But being nice evidently is not enough. The pressure to attract customers has been intense, and Space promoters Tettamanti and Guerra have gone to extremes to draw people to the area. Decked out in a gray pinstripe Hugo Boss suit, 24-year-old Tettamanti settled into a leather chair in the business office to elaborate. Guerra, the precocious 22-year-old marketing director, also joined the powwow. The two young men have cooked up a bouillabaisse of schemes for attracting patrons to the out-of-the-way destination, including a blinking traffic sign along I-395 that flashes “Club Space open; 24-hour liquor license,” and most recently -- the peg on which the “grand opening” precariously dangled -- the elimination of gay Saturday nights in favor of a repeat of straight Friday nights. That change was the occasion for the new grand opening. “Now it's more inclusive,” ventured the dapper Tettamanti a bit sheepishly. In fact it's the proverbial bottom line that led to the elimination of the gay night. According to Puig the gay club crowd simply failed to turn up in significant numbers. Why? “They're more into the circuit parties now,” he declared.
A supercharged promotional drive has been the platform from which Tettamanti and Guerra have launched their gimmicks. Club Space sales reps regularly canvass businesses from Palm Beach to Kendall, crying out the virtues of partying downtown amid the warehouses and winos. At the end of their day, the reps provide their supervisors with business cards they've collected -- proof of contact. Tettamanti proudly leaned over and pulled opened a file drawer crammed with stack upon stack of the cards, bound in rubber bands. “We're doing more business than the competition ever expected,” he boasted. And the promotional fever hasn't been confined to the business office. In the men's bathroom, attendant Josh Alency said he has pitched the club to his friends in Fort Lauderdale, where he lives. And, he insisted, they are coming.
Puig would not discuss revenue figures, but with a $20 cover charge and up to 3000 people jamming the place at peak capacity, billowing profits are a no-brainer. And considering that he and Nuñez fork over only about one-tenth the rent they would be paying on South Beach, there's little doubt they're raking it in.
A kinder, gentler experience at the velvet rope, and the come-one-come-all pitch may pack the rooms and fill the cash registers, but there are liabilities as well. The grand opener proved that point.
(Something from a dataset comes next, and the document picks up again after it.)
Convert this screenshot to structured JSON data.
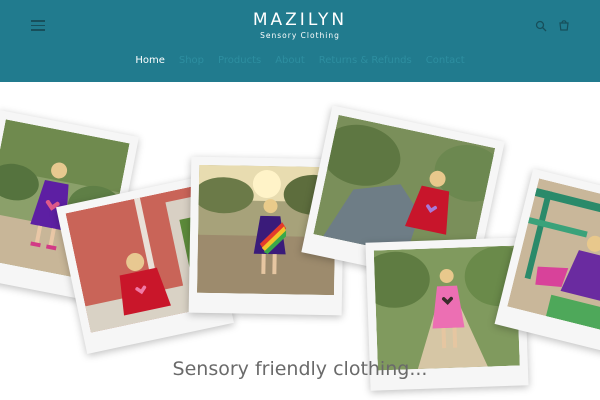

Around 2:30 a.m. a half-dozen beefy, testosterone-enfused alpha males -- the kind you might see fewer of, say, on gay night -- burst from the hip-hop room on to the Latin patio. To a soundtrack of vapid merengue, they tumbled ahead, heads down and fists pumping, scattering dance-floor couples amid the mayhem.
At the center of the fray, a man was immobilized in a headlock as two others mercilessly pounded him in the ribs. Club security soon descended upon the scene. A bouncer loudly demanded that everyone involved in the fight be thrown out. Just then one of the brawlers, who had viciously pummeled the headlock victim and then took a swing at a club employee, reached into his pocket and pulled out a leather billfold, which he flipped open to reveal a badge. “I'm a cop!” he yelled. “I'm a cop!”
The officer, tall and thick, quickly made his way to the nearest bathroom, where he was surrounded by five bouncers. Broken gold chain dangling from his neck, black hair tousled, silky polo shirt torn at the collar, the cop asked to be allowed to stay. But an angry employee shot back: “You took a swing at me! I want you the fuck outta here!” After a tense standoff, the bouncers walked away in a huff, cursing under their breath.
Club Space operations manager Marcus Westricher was tending to the front door when he learned of the incident and its outcome. “That's not the way things work around here,” he uttered ominously. Flashlight held high above him, he made an about-face and disappeared like a coal miner into the dark recesses of the club, in search of a bad cop.